But the United States does have significant leverage in shaping the strategic environment in the Indo-Pacific. Xi will likely emerge supercharged from next year’s 20th Party Congress, and it is easy to predict that his multiyear pause from major state visits abroad will end with a diplomatic blitz around the region. Washington can blunt the effectiveness of this push by immediately applying to join the Comprehensive and Progressive Agreement for Trans-Pacific Partnership (CPTPP), the trade agreement that emerged after U.S. President Donald Trump walked away from an earlier iteration. Such a move would require real political guts, but it would also bring immediate and long-lasting strategic benefits.
The United States should also work to expand the Quad—its partnership with Australia, India, and Japan—to include a wider range of security and economic activities. A Quad leaders’ summit timed for just after the 20th Party Congress would deny Xi some of his post-congress glow. AUKUS should fulfill its stated mission by expanding to include additional partners, preferably non–Anglo Saxon nations, Japan being the most important, that represent the future leadership of the Indo-Pacific. Of course, no strategy on China can exist if the U.S. homeland is weak and divided. Any and all efforts to strengthen the fundamental resiliency of the United States are a blow to Xi’s view that China’s political system can bury liberal democracies.

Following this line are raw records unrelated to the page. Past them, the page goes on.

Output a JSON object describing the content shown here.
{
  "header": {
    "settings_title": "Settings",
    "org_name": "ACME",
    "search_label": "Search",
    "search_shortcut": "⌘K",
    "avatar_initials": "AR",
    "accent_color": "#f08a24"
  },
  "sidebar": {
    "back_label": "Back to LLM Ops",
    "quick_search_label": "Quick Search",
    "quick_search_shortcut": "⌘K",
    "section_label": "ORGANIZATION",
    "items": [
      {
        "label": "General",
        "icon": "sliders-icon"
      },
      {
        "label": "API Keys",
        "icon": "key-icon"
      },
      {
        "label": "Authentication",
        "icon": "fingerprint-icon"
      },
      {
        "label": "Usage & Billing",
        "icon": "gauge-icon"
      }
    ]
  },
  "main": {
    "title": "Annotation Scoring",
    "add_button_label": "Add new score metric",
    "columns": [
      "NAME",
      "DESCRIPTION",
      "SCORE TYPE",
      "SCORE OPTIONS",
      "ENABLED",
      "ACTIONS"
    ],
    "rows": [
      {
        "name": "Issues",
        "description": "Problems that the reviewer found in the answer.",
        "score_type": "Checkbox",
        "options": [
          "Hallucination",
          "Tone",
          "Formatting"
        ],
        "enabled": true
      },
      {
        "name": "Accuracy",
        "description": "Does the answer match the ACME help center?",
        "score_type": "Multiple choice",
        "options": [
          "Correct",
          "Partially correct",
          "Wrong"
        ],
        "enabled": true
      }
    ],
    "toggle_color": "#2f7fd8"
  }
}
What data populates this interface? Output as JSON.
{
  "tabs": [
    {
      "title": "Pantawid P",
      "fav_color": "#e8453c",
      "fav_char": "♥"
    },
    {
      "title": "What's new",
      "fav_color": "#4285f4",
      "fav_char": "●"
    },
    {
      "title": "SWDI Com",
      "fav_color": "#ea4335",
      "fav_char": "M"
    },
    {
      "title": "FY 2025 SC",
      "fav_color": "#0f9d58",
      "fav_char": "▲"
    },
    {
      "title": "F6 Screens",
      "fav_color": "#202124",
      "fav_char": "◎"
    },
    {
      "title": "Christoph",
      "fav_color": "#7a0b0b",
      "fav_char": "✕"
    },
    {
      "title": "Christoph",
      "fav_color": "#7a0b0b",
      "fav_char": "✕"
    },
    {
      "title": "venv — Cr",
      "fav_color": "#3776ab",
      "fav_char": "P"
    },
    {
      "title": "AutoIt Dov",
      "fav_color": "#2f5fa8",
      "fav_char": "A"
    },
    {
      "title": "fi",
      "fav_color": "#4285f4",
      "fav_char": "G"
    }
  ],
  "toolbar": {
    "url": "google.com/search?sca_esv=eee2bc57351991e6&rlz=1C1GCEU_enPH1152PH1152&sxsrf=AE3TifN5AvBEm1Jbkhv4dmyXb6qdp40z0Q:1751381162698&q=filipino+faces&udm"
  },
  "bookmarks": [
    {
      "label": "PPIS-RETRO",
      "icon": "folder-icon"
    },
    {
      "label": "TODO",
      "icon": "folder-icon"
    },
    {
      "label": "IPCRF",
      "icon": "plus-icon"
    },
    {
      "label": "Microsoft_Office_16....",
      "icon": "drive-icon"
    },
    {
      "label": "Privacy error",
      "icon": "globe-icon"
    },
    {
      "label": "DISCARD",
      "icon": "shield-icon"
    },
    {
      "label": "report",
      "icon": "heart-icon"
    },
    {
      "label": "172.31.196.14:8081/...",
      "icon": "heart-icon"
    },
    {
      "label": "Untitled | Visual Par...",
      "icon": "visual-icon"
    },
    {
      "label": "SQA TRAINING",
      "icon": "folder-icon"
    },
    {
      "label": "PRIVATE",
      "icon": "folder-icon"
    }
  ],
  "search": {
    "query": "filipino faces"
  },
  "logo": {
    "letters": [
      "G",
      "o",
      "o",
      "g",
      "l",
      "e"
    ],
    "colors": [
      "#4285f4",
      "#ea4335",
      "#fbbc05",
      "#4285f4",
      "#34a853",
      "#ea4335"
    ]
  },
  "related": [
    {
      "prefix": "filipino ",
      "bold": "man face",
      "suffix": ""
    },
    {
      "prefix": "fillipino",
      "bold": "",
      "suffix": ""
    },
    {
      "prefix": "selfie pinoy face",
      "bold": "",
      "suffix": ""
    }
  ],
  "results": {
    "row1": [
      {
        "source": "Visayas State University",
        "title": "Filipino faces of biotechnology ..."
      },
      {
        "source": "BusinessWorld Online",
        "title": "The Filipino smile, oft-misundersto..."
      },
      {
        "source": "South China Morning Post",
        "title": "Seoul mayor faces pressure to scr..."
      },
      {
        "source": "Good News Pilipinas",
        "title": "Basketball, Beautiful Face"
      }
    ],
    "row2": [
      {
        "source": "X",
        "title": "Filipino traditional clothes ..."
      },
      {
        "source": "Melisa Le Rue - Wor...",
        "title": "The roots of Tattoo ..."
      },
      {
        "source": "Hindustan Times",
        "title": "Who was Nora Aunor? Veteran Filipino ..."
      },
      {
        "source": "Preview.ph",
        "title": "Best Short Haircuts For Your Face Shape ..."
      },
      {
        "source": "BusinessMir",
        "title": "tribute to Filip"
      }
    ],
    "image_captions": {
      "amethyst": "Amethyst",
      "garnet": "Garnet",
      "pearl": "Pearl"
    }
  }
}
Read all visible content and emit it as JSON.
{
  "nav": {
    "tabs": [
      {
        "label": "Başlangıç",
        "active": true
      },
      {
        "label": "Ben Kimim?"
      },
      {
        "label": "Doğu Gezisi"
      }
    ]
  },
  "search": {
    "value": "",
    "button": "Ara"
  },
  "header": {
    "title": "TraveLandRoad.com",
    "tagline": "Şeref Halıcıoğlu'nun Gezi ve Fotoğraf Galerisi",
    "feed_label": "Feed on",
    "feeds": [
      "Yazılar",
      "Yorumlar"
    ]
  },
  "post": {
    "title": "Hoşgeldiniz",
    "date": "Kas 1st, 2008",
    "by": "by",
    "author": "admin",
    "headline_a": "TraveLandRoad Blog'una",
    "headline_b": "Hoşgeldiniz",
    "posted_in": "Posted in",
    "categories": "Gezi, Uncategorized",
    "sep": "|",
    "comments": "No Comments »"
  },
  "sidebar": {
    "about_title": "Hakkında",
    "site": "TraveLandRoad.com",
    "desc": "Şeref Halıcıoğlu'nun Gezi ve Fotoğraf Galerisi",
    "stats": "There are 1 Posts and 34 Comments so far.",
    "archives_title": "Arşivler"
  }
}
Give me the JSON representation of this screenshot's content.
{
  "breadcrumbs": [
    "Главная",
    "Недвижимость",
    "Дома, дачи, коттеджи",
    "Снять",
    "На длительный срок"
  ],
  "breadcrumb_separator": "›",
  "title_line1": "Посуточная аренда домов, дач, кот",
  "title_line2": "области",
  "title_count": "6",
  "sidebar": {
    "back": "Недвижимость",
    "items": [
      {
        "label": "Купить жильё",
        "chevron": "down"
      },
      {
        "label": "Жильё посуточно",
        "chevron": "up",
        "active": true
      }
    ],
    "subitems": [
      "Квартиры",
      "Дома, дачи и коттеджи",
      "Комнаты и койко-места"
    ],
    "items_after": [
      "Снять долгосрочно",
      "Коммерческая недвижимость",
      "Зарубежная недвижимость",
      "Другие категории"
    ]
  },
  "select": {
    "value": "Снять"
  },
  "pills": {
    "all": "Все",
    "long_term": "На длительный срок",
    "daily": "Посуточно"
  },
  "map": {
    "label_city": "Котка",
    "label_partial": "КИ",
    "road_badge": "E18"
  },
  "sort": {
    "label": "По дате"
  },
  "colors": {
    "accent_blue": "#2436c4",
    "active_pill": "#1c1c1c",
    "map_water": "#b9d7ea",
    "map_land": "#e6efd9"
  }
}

Xi’s sense of urgency and focus, built on a perception of domestic strength and fleeting opportunity, have proven to be his most important assets. For now, the United States still possesses a sizeable aggregate advantage over China in military, diplomatic, and economic strength. But unless U.S. policymakers and analysts develop their own sense of urgency and focus based on an accurate assessment of China’s strengths and capabilities, that lead may not last.
Why Moscow Will Be a Persistent Power